# [DIRECTIONS]
Of the entries below, copy only those lines that contain the word "timeline".

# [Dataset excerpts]
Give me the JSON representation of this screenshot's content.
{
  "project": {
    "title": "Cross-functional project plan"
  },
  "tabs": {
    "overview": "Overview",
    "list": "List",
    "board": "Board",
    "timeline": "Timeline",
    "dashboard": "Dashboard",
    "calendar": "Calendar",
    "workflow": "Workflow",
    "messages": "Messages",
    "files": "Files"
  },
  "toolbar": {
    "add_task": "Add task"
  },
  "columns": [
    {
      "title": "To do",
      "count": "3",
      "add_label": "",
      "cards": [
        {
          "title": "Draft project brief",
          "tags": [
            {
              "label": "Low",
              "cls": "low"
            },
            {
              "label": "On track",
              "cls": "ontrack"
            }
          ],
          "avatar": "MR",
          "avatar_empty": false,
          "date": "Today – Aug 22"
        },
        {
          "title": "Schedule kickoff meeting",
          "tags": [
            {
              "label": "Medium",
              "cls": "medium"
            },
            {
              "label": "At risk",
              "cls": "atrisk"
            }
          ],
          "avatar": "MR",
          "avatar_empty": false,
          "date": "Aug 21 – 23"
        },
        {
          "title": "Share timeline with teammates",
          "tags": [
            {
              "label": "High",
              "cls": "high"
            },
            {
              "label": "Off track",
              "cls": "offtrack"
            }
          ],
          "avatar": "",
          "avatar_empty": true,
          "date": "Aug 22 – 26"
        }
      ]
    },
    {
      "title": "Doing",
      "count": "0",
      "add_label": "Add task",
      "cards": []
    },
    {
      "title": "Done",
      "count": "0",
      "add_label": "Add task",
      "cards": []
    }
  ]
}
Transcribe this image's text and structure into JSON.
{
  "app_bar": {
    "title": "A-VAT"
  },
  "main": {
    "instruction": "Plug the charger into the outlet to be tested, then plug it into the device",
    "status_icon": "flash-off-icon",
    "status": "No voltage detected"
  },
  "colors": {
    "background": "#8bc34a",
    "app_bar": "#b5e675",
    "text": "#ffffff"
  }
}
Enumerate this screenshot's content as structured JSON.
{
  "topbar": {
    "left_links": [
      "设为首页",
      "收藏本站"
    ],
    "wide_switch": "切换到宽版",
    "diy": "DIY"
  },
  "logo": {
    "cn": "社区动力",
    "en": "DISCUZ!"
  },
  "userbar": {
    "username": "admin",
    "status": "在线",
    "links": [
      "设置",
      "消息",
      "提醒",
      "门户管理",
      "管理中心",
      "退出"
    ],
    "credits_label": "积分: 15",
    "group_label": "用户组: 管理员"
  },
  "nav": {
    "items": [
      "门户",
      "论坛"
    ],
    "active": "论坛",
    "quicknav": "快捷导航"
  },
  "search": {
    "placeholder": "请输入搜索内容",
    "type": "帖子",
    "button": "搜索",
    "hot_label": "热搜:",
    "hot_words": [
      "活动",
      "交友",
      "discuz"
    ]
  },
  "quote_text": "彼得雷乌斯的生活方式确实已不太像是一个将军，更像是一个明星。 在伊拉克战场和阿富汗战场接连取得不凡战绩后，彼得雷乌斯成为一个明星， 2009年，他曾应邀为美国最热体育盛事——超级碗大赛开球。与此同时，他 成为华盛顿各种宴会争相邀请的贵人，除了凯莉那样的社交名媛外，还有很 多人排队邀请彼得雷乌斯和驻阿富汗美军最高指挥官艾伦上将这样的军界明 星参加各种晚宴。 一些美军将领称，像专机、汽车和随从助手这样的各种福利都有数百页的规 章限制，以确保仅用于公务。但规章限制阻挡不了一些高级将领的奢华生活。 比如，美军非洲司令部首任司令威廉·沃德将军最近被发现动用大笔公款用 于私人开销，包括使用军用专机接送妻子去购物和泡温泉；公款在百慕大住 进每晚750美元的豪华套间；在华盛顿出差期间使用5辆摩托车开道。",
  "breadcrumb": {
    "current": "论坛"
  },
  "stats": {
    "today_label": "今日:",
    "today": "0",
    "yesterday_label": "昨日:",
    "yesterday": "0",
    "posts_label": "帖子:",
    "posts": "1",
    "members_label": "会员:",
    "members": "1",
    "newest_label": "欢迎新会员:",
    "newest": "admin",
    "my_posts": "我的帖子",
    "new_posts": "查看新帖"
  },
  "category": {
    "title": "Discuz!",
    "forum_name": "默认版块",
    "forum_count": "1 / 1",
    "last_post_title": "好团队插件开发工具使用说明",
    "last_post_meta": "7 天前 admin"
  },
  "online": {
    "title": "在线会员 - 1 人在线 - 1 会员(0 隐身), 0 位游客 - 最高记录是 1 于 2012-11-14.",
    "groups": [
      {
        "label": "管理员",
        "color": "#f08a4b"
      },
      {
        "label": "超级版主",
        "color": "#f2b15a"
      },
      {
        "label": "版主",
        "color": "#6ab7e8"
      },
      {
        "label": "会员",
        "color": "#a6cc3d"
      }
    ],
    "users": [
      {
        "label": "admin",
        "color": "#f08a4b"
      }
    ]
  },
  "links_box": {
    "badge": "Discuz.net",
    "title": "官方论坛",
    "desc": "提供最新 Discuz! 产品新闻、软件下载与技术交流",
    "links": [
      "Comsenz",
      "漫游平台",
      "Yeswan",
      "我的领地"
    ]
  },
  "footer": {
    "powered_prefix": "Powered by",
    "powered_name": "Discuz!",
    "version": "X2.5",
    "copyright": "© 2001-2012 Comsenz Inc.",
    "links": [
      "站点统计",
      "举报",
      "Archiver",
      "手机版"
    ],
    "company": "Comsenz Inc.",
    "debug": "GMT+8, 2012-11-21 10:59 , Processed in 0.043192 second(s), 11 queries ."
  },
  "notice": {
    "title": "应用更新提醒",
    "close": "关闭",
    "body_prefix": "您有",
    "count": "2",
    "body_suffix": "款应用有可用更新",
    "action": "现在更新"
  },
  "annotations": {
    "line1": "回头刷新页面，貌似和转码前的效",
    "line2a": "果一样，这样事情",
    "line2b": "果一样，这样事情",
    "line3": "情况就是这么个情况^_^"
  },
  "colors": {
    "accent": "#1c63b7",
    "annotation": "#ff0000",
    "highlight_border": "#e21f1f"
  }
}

# [OUTPUT FOR THIS TASK]
    "timeline": "Timeline",
          "title": "Share timeline with teammates",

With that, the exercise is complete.